Directions for this task:
Return, from the listing that follows, each line containing the word "ProAgent".

Input for this task:

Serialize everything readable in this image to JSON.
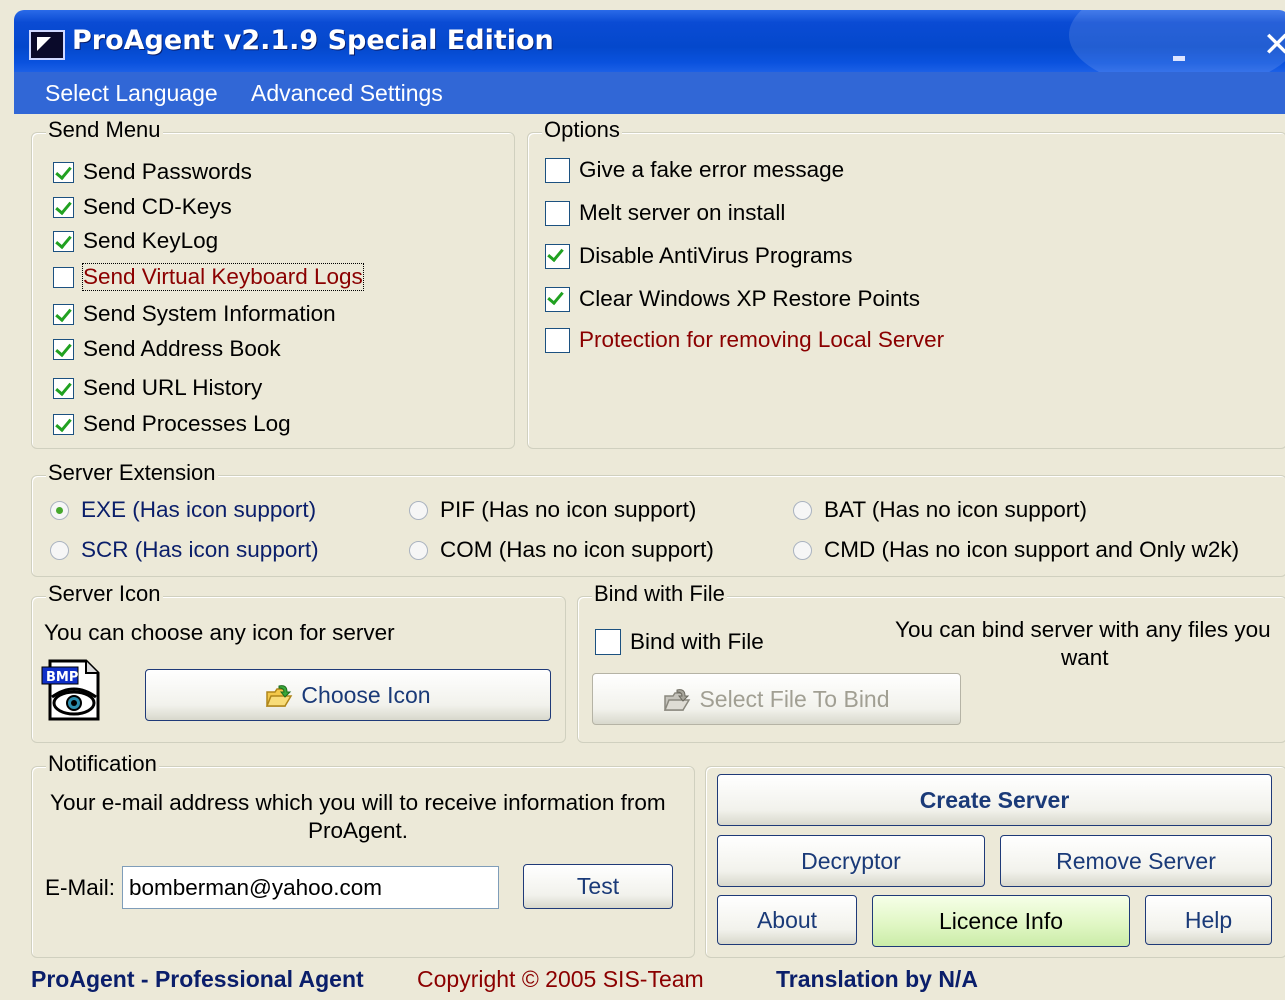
{
  "window": {
    "title": "ProAgent v2.1.9 Special Edition",
    "minimize_glyph": "–",
    "close_glyph": "✕"
  },
  "menu": {
    "items": [
      "Select Language",
      "Advanced Settings"
    ]
  },
  "send_menu": {
    "legend": "Send Menu",
    "items": [
      {
        "label": "Send Passwords",
        "checked": true
      },
      {
        "label": "Send CD-Keys",
        "checked": true
      },
      {
        "label": "Send KeyLog",
        "checked": true
      },
      {
        "label": "Send Virtual Keyboard Logs",
        "checked": false
      },
      {
        "label": "Send System Information",
        "checked": true
      },
      {
        "label": "Send Address Book",
        "checked": true
      },
      {
        "label": "Send URL History",
        "checked": true
      },
      {
        "label": "Send Processes Log",
        "checked": true
      }
    ]
  },
  "options": {
    "legend": "Options",
    "items": [
      {
        "label": "Give a fake error message",
        "checked": false
      },
      {
        "label": "Melt server on install",
        "checked": false
      },
      {
        "label": "Disable AntiVirus Programs",
        "checked": true
      },
      {
        "label": "Clear Windows XP Restore Points",
        "checked": true
      },
      {
        "label": "Protection for removing Local Server",
        "checked": false
      }
    ]
  },
  "server_extension": {
    "legend": "Server Extension",
    "selected": "EXE (Has icon support)",
    "items": [
      "EXE (Has icon support)",
      "SCR (Has icon support)",
      "PIF (Has no icon support)",
      "COM (Has no icon support)",
      "BAT (Has no icon support)",
      "CMD (Has no icon support and Only w2k)"
    ]
  },
  "server_icon": {
    "legend": "Server Icon",
    "description": "You can choose any icon for server",
    "icon_text": "BMP",
    "button": "Choose Icon"
  },
  "bind": {
    "legend": "Bind with File",
    "checkbox_label": "Bind with File",
    "checked": false,
    "description_line1": "You can bind server with any files you",
    "description_line2": "want",
    "button": "Select File To Bind"
  },
  "notification": {
    "legend": "Notification",
    "description_line1": "Your e-mail address which you will to receive information from",
    "description_line2": "ProAgent.",
    "email_label": "E-Mail:",
    "email_value": "bomberman@yahoo.com",
    "test_button": "Test"
  },
  "actions": {
    "create": "Create Server",
    "decryptor": "Decryptor",
    "remove": "Remove Server",
    "about": "About",
    "licence": "Licence Info",
    "help": "Help"
  },
  "footer": {
    "product": "ProAgent - Professional Agent",
    "copyright": "Copyright © 2005 SIS-Team",
    "translation": "Translation by N/A"
  },
  "colors": {
    "titlebar": "#0a4bd4",
    "menubar": "#3167d6",
    "panel": "#ece9d8",
    "warning_text": "#8b0000",
    "footer_blue": "#0a1e6a",
    "check": "#21a121"
  }
}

Reply to the exercise:
    "title": "ProAgent v2.1.9 Special Edition",
    "description_line2": "ProAgent.",
    "product": "ProAgent - Professional Agent",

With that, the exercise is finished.